The Optimal Use of the EMG Sensor

Electromyography (EMG) is the ideal quantitative method for reducing the risk of residual paralysis. This poster describes the optimal positioning of the EMG electrodes. It also includes a list of tips and tricks for ensuring accurate measurements.

EMG sensors

EMG sensor positioning optimization

1. Skin preparation

  • Remove possible body hairs from the electrode application area.
  • Wipe the skin with alcohol and let dr y.
  • Do not place electrodes on areas with excessive body hair or lesions.
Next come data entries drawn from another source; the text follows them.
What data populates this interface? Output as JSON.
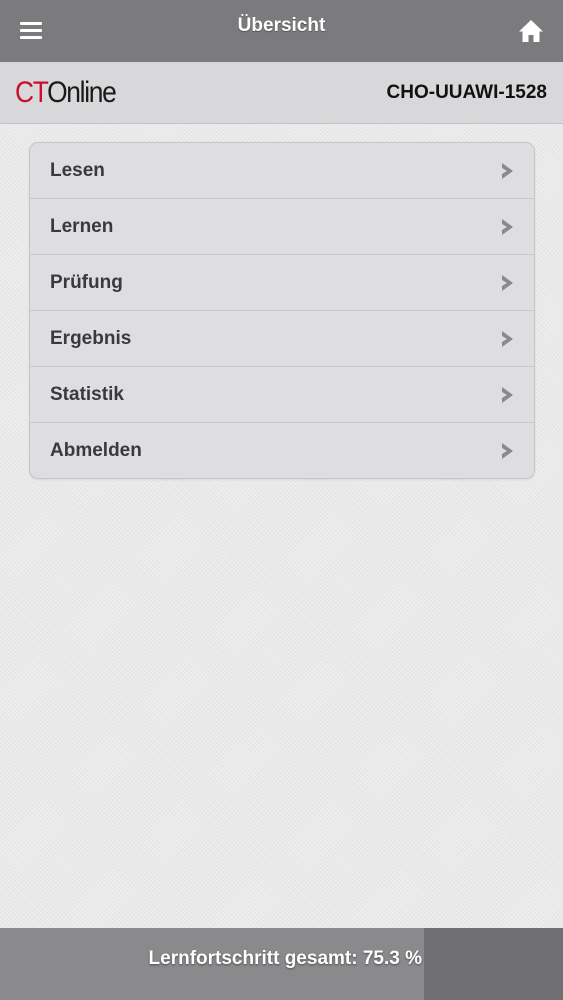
{
  "header": {
    "title": "Übersicht",
    "menu_icon": "hamburger-menu-icon",
    "home_icon": "home-icon",
    "background_color": "#7b7a7c"
  },
  "brand": {
    "logo_ct": "CT",
    "logo_online": "Online",
    "logo_ct_color": "#c8102e",
    "user_code": "CHO-UUAWI-1528"
  },
  "menu": {
    "items": [
      {
        "label": "Lesen",
        "icon": "chevron-right-icon"
      },
      {
        "label": "Lernen",
        "icon": "chevron-right-icon"
      },
      {
        "label": "Prüfung",
        "icon": "chevron-right-icon"
      },
      {
        "label": "Ergebnis",
        "icon": "chevron-right-icon"
      },
      {
        "label": "Statistik",
        "icon": "chevron-right-icon"
      },
      {
        "label": "Abmelden",
        "icon": "chevron-right-icon"
      }
    ]
  },
  "footer": {
    "progress_label": "Lernfortschritt gesamt: 75.3 %",
    "progress_percent": 75.3
  }
}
2. Stimulation electrodes: BROWN AND WHITE lead connection (Figure 1).

Hand: Place the t wo electrodes along the ulnar nerve.
Foot: Place the two electrodes along the tibial nerve.
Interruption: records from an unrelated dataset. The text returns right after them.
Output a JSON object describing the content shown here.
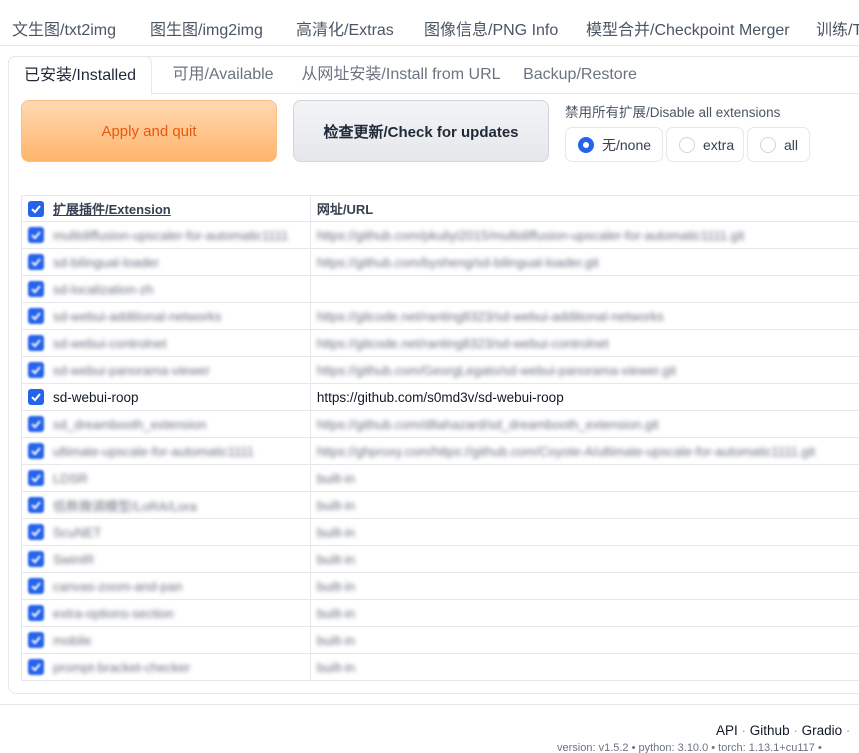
{
  "top_tabs": [
    "文生图/txt2img",
    "图生图/img2img",
    "高清化/Extras",
    "图像信息/PNG Info",
    "模型合并/Checkpoint Merger",
    "训练/T"
  ],
  "sub_tabs": [
    {
      "label": "已安装/Installed",
      "active": true
    },
    {
      "label": "可用/Available",
      "active": false
    },
    {
      "label": "从网址安装/Install from URL",
      "active": false
    },
    {
      "label": "Backup/Restore",
      "active": false
    }
  ],
  "actions": {
    "apply_label": "Apply and quit",
    "check_label": "检查更新/Check for updates"
  },
  "disable": {
    "label": "禁用所有扩展/Disable all extensions",
    "options": [
      {
        "label": "无/none",
        "checked": true
      },
      {
        "label": "extra",
        "checked": false
      },
      {
        "label": "all",
        "checked": false
      }
    ]
  },
  "table": {
    "header_checked": true,
    "col_extension": "扩展插件/Extension",
    "col_url": "网址/URL",
    "rows": [
      {
        "name": "multidiffusion-upscaler-for-automatic1111",
        "url": "https://github.com/pkuliyi2015/multidiffusion-upscaler-for-automatic1111.git",
        "checked": true,
        "blurred": true
      },
      {
        "name": "sd-bilingual-loader",
        "url": "https://github.com/bysheng/sd-bilingual-loader.git",
        "checked": true,
        "blurred": true
      },
      {
        "name": "sd-localization-zh",
        "url": "",
        "checked": true,
        "blurred": true
      },
      {
        "name": "sd-webui-additional-networks",
        "url": "https://gitcode.net/ranting8323/sd-webui-additional-networks",
        "checked": true,
        "blurred": true
      },
      {
        "name": "sd-webui-controlnet",
        "url": "https://gitcode.net/ranting8323/sd-webui-controlnet",
        "checked": true,
        "blurred": true
      },
      {
        "name": "sd-webui-panorama-viewer",
        "url": "https://github.com/GeorgLegato/sd-webui-panorama-viewer.git",
        "checked": true,
        "blurred": true
      },
      {
        "name": "sd-webui-roop",
        "url": "https://github.com/s0md3v/sd-webui-roop",
        "checked": true,
        "blurred": false
      },
      {
        "name": "sd_dreambooth_extension",
        "url": "https://github.com/d8ahazard/sd_dreambooth_extension.git",
        "checked": true,
        "blurred": true
      },
      {
        "name": "ultimate-upscale-for-automatic1111",
        "url": "https://ghproxy.com/https://github.com/Coyote-A/ultimate-upscale-for-automatic1111.git",
        "checked": true,
        "blurred": true
      },
      {
        "name": "LDSR",
        "url": "built-in",
        "checked": true,
        "blurred": true
      },
      {
        "name": "低秩微调模型/LoRA/Lora",
        "url": "built-in",
        "checked": true,
        "blurred": true
      },
      {
        "name": "ScuNET",
        "url": "built-in",
        "checked": true,
        "blurred": true
      },
      {
        "name": "SwinIR",
        "url": "built-in",
        "checked": true,
        "blurred": true
      },
      {
        "name": "canvas-zoom-and-pan",
        "url": "built-in",
        "checked": true,
        "blurred": true
      },
      {
        "name": "extra-options-section",
        "url": "built-in",
        "checked": true,
        "blurred": true
      },
      {
        "name": "mobile",
        "url": "built-in",
        "checked": true,
        "blurred": true
      },
      {
        "name": "prompt-bracket-checker",
        "url": "built-in",
        "checked": true,
        "blurred": true
      }
    ]
  },
  "footer": {
    "links": [
      "API",
      "Github",
      "Gradio"
    ],
    "separator": "·",
    "versions": "version: v1.5.2  •  python: 3.10.0  •  torch: 1.13.1+cu117  •"
  },
  "colors": {
    "accent": "#2563eb",
    "primary_text": "#ea580c"
  }
}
Figure 1. Stimulation electrodes
Figure 1

Keep brown electrode distal and the white one proximal, do not swap them to avoid reducing supramaximal current .
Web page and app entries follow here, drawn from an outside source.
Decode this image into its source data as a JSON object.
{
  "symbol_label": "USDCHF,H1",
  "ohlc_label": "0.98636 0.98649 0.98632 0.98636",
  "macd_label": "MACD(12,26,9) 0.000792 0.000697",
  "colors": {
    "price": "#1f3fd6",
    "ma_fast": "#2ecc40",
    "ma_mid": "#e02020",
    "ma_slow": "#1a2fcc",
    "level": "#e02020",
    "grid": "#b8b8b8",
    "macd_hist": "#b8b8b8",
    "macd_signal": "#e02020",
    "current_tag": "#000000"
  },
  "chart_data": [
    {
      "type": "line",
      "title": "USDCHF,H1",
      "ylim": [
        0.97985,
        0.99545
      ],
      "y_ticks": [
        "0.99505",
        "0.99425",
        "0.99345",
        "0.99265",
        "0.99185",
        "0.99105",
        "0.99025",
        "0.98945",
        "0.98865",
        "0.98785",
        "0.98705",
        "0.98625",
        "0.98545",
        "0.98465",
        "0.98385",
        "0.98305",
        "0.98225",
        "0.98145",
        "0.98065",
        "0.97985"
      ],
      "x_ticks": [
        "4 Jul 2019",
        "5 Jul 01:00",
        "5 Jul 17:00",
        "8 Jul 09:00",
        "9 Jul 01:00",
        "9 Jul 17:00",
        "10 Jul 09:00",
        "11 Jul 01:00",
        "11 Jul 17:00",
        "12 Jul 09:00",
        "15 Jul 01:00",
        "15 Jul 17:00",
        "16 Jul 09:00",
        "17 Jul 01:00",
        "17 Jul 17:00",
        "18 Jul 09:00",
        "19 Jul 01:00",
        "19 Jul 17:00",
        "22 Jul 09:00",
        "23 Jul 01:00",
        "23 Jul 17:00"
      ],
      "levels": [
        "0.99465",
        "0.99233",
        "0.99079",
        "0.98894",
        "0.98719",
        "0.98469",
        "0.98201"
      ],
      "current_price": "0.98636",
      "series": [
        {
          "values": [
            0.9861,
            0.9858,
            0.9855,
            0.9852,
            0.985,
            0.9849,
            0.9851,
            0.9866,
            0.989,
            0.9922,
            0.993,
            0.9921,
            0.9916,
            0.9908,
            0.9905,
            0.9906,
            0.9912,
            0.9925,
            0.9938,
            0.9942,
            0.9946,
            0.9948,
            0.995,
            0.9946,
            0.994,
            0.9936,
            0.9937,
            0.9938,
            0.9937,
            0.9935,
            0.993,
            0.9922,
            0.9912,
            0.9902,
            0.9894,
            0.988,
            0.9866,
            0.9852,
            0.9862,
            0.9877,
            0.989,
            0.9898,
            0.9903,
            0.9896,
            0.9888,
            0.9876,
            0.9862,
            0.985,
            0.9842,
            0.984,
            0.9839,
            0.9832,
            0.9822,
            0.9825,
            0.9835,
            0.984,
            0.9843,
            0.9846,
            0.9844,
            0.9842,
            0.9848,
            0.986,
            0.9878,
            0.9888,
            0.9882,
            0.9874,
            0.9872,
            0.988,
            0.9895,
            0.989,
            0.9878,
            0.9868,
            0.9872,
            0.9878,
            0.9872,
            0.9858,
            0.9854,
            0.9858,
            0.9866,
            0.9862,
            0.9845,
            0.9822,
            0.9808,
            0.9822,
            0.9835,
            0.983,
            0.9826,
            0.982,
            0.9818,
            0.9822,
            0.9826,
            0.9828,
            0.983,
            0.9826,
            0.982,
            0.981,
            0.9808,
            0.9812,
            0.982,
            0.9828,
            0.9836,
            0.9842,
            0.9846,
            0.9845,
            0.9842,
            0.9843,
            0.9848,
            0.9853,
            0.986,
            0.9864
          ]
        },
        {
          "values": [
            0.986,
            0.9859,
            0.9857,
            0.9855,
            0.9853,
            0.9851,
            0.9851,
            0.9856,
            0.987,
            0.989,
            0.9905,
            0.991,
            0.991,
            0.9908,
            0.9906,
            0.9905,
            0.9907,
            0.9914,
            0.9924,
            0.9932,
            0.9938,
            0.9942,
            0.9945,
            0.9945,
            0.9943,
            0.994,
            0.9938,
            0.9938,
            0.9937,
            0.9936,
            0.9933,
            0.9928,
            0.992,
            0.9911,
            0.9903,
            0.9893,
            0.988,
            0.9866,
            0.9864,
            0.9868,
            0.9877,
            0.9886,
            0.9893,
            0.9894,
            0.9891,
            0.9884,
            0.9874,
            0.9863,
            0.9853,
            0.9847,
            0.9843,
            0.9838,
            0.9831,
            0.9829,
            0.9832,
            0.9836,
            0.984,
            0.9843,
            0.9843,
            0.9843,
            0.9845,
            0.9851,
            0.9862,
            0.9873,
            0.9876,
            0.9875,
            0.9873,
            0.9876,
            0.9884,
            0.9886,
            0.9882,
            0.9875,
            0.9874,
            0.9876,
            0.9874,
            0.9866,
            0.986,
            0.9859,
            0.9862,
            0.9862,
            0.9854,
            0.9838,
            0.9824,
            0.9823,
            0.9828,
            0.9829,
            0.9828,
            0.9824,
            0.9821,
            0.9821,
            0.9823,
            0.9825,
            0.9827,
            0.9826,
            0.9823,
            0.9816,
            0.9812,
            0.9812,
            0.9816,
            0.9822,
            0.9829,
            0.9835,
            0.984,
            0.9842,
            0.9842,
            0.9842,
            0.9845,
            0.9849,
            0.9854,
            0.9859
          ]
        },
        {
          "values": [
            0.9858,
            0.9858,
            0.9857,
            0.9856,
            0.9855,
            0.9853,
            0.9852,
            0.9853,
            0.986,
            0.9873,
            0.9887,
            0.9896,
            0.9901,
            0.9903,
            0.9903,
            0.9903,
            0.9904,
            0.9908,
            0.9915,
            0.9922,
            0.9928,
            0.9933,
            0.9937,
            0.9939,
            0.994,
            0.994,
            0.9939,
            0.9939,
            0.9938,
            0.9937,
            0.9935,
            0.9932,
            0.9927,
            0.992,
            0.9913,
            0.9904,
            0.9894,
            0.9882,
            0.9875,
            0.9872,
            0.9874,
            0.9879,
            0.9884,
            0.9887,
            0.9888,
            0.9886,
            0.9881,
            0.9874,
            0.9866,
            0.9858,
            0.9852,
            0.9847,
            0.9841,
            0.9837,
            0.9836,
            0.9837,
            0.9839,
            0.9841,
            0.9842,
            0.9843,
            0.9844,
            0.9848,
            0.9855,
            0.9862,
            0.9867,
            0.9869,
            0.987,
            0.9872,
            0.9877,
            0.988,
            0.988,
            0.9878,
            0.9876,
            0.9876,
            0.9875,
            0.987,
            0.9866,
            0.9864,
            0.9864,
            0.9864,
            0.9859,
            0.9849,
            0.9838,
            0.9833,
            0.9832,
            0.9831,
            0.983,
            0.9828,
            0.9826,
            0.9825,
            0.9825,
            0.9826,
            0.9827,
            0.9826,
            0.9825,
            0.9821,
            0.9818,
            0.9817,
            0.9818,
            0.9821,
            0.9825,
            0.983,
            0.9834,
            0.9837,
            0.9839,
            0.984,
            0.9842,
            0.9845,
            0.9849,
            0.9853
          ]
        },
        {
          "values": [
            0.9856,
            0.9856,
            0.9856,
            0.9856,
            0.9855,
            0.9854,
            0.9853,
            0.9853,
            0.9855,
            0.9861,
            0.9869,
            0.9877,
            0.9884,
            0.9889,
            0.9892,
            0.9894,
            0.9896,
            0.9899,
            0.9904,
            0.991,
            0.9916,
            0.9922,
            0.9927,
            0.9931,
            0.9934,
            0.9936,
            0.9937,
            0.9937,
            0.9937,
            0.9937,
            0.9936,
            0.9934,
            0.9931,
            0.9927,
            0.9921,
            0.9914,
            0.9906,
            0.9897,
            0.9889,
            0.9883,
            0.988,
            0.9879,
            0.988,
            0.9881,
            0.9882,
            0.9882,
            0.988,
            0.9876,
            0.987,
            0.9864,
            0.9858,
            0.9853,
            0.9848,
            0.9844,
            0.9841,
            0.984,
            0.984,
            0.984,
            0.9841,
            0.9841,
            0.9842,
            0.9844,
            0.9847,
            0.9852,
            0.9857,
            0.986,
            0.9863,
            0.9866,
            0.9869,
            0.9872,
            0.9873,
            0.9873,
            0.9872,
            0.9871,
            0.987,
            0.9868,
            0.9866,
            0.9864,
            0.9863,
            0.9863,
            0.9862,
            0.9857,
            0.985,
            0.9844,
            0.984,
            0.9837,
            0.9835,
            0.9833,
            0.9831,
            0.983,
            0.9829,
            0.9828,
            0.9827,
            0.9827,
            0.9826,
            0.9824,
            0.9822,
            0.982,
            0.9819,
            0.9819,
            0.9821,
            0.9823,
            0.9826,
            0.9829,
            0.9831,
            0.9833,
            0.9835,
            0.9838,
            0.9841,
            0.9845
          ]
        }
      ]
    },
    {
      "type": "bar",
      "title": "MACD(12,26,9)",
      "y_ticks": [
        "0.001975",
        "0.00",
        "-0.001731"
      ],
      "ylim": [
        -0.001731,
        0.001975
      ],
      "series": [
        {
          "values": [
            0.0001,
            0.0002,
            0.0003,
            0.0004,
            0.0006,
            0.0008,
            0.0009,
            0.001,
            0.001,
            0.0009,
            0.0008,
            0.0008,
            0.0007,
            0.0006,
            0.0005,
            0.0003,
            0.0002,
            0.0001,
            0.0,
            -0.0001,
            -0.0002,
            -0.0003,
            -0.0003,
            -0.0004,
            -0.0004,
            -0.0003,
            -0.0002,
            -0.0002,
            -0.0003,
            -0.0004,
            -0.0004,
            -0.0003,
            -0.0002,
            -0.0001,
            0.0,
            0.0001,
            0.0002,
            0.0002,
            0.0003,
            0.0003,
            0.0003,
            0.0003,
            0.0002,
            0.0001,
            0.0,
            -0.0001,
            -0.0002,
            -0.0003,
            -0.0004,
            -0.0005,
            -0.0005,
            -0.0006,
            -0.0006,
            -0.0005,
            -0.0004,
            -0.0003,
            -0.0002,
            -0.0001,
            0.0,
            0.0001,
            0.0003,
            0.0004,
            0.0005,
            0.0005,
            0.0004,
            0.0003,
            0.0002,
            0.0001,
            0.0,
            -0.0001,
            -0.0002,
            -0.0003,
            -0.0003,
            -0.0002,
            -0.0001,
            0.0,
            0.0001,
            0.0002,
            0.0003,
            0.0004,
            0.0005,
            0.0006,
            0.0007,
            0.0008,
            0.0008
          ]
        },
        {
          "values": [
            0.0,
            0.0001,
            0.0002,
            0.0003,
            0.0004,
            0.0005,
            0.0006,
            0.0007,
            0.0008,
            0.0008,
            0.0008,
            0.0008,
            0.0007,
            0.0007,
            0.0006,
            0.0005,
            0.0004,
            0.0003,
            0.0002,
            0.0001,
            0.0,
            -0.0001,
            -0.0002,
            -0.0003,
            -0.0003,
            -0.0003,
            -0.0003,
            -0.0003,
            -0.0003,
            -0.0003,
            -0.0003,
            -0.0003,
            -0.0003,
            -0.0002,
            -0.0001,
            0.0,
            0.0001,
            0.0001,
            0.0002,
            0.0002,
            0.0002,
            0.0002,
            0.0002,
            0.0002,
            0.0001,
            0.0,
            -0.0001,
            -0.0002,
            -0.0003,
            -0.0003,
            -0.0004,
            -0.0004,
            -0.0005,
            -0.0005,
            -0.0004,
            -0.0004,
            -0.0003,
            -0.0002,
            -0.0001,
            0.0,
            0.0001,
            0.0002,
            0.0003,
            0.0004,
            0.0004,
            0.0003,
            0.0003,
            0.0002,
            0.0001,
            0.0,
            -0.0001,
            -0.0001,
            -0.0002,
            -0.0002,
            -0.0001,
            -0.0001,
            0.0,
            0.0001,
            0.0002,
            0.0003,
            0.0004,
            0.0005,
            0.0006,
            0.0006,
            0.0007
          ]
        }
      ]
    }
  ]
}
3. Reference sensor electrode: BLACK lead connection.

Place the sensor preferably between the stimulating and measuring lead connection electrodes (Figure 2).

Figure 2: Reference sensor electrode
Figure 2

4. Measuring electrodes: RED AND GREEN lead connection.

Hand: Place the two electrodes at the abductor pollicis muscle or the hypothenar muscle (Figure 3).

Figure 3: Measuring electrodes hand
Figure 3

Foot: Place the two electrodes at the flexor hallucis brevis muscle (Figure 4).

Figure 4: Measuring electrodes, foot
Figure 4

Electromyography is the ideal quantitative Method to reduce the risk of residual paralysis1

Features

  • Quantitative measured response indicates level of neuromuscular block
  • Automatic cycling, with a user-defined interval
  • Stimulation modes available: train-of-four (TOF), Post-tetanic count PTC, Double-burst stimulation (DBS), Single Twitch (ST)
  • Regional block adapter for nerve stimulation in regional anaesthesia

Benefits

  • Reduction in recovery room length of stay by up to 80 mins2
  • Optimized and lower dosage of neuromuscular blocking agents3
  • Optimized dose of reversal agent administration such as sugammadex4
  • Reduction in postoperative unwanted events (acute respiratory events, muscle weakness, longer PACU stays, delays in extubation, increased risk of postoperative pulmonary complications)5
  • Electromyography accuracy vs other technologies - TOF ratio of 90% may not be adequate for extubation with all technologies6
GE Healthcare ElectroSensor
GE Healthcare ElectroSensor

Tips & Tricks

  • Ensure that the entire electrode surface makes an optimal contact to the skin and that the electrodes do not touch each other.
  • Ensure that the NMT measurement is stopped before connecting/disconnecting the sensor clips.
  • Only use GE NMT electrodes (57268-HEL) which provide wider conducting surface than standard ECG electrodes ensuring better measurement and improved signal output.
  • NMT Electrodes (57268-HEL) are for single use only, do not reuse them as it could pose a risk for infection and/or result in measurement errors.
  • Make sure the NMT lead wires are not on tension and do not pull on the electrodes.
  • Use only supplies and accessories approved by GE for proper and accurate function of the measurement.
  • EMG measurement is recommended for robotic surgery due to the tight fixation of the arm toward the body of the patient. Compared to other measurements, EMG allows measurement even with impaired movement of the hand.
  1. NAGUIB/hunter A&A 2018, Consensus Statement on Perioperative Use of Neuromuscular Monitoring.
  2. Butterly, Bittner, George et al., Br J Anaesth 2010; 105: 304.
  3. Monitoring and Pharmacologic Reversal of a nondepolarizing NM blockade should be routine. Ronald Miller MD, Theresa Ward BSN, RN . Anestehsia-Analgesia July 2010 Volume 111 Number 1.
  4. Kaufhold N., et al. Sugammadex and neostigmine dose-finding study for reversal of residual neuromuscular block at a train-of-four ratio of 0.2 (SUNDRO20). British Journal of Anaesthesia, 116(2), 233-240 (2016).
  5. Murphy G.S. and Brull S.J., Residual neuromuscular block: lessons unlearned. Part I: definitions, incidence, and adverse physiologic effects of residual neuromuscular block. Anesthesia & Analgesia, 111(1), 120-128, (2010).
  6. Salminen J., et al. Comparison of train-of-four ratios measured with Datex-Ohmeda’s M-NMT MechanoSensor™ and M-NMT ElectroSensor™. Journal of Clinical Monitoring and Computing, 30(3), 295-300 (2016).
  • Neurology
  • NMT
  • Perioperative care
  • Clinical